Posts Tagged ‘positive’
Here at MyHIVAIDSAwareness.com, we focus on researching credible and trustworthy sources of information. Our team thoroughly reviews the mountains of data – some opinion and some fact – to present simple personal solutions that can make a difference in living with HIV/AIDS.
We come across a tremendous amount of information that can be sometimes confusing and contradictory. We have identified these 25 things that you should know because they impact your actions and what path you take.
I have shared a favorite quote before, but I’d like to share it again. “There’s a difference between knowing the path and walking the path.” ~Morpheus
DAY 1: The truth about HIV testing
The standard HIV test looks for the presence of HIV antibodies in your blood. It doesn’t test for the presence of the virus in your system. This means a lot when you are talking about knowing your status for sure.
Why is this important to you?
If you are infected with HIV, your body responds by producing special proteins to fight the infection. These are called antibodies and are part of your immune system response. An HIV antibody test looks for these antibodies in your blood, saliva or urine. If antibodies to HIV are detected in your body, it means you have been infected with HIV.
It takes most people 6 – 12 weeks to develop detectable HIV antibodies after infection. Very rarely, it can take up to 6 months and that usually means you have some other auto-immune disorder. It is very unlikely that it would take longer than 6 months to develop antibodies in your body.
The time between when you are infected and when your body produces antibodies is called the “window period”.
During the window period you will test negative for HIV antibodies, but could still be infected and transmit HIV to others. To avoid false negatives, antibody tests are recommended three months after potential exposure to HIV infection. A second test at six months will confirm you are HIV negative ONLY if you don’t have continued risk of exposure.
How does this affect your path?
It means that you could be infecting others for up to three months after you are infected and not know it because you test negative. Unless you don’t expose yourself to risk of HIV infection for a period of six months, you really don’t know for sure that you are HIV negative – no matter what your latest test says. To prevent potentially exposing others, you’ve got to assume you are HIV positive and take safe sex precautions.
The power is yours. Which path will you choose?
Part 2 of 4 Part Series
“Through my illness I learned rejection. I was written off. That was the moment I thought, Okay, game on. No prisoners. Everybody’s going down. “
In this second part of this series, I want to talk about knowing your opponent.
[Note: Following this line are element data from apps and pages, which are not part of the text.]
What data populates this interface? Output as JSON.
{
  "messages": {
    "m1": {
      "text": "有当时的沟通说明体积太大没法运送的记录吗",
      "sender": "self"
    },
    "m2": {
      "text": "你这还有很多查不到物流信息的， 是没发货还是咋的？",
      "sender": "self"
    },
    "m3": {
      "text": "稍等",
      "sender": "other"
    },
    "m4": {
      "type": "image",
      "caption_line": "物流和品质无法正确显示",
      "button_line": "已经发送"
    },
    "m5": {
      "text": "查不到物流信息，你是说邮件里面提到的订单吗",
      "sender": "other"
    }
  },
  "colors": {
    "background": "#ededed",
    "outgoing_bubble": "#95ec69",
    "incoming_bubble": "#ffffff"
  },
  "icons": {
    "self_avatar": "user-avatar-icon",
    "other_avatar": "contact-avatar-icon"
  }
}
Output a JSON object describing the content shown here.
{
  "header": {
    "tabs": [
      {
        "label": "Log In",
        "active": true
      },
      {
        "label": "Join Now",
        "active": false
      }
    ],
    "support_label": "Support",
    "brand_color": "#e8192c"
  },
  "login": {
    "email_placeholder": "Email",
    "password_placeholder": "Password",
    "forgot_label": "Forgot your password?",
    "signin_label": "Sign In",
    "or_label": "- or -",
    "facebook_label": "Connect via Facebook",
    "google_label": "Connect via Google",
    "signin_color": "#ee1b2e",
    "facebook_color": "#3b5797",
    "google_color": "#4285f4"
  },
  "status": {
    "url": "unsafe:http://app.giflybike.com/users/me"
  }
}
You need to see your opponent to understand their game plan. You need to know all about HIV and how it plays the game.
I know that you might say that living with HIV is no game, but what is a game anyway? Isn’t it some form of contest where there are opponents and rules that decide the winner? It is no different when your opponent is HIV and winning means living the healthiest life possible.
What is HIV’s strategy to win? It is a simple strategy of finding the CD4 cells in your immune system and using them to replicate. By destroying the ability of the infected cells to do their job in the immune system, your body then loses the ability to fight many infections. HIV is tricky and it changes its attack over time by mutating.
But your opponent has a weakness that can be exploited. If HIV is not able to replicate and mutate as often as it would like, it can be put into the corner. A combination of HAART drugs creates problems for HIV replication, keeps the HIV offspring low, and reduces the possibility of HIV mutating.
HIV also doesn’t like healthy living, good nutrition and a toned physique.
For every person in this fight, there is a unique game with its own special set of rules for your body. Your strategy to fight HIV requires you understanding your opponent and how it fights in your body.
Here are five ways to give you the edge in fighting HIV and in life:
Be real, be authentic, and be yourself. There is no way you can face your opponent with blinders on and no way to win this battle without being in focus. Too often people spend incredible amounts of energy trying to bend themselves into something they’re not or hide from the truth.
Shower your HIV team with honesty. Your team is your lifeline and they deserve your honesty in sharing this battle with you. Tell your HIV doc the truth about your habits and experiences so they can craft a strategy that can win. Be upfront with your support team about how you feel and what you need.
Take a sincere interest in HIV. You have got to understand it to fight it. Take the steps necessary to be the expert on your body and its response to HIV. Be the first to know what is happening and what your next steps should be.
Always be positive. Positive is more than a diagnosis in your life. It is easy to pile on to a complaint fest or add to the chorus of negativity on living with HIV. But you can be the standout who is focused on the positive outcome. It doesn’t just make your life easier; it makes your immune system healthier.
Recognize others. Don’t forget that you aren’t in this battle alone. Your team is with you and this includes caseworkers, doctors, therapists, family and friends. Let them know how much you value what they do for you and the sacrifices they make for you.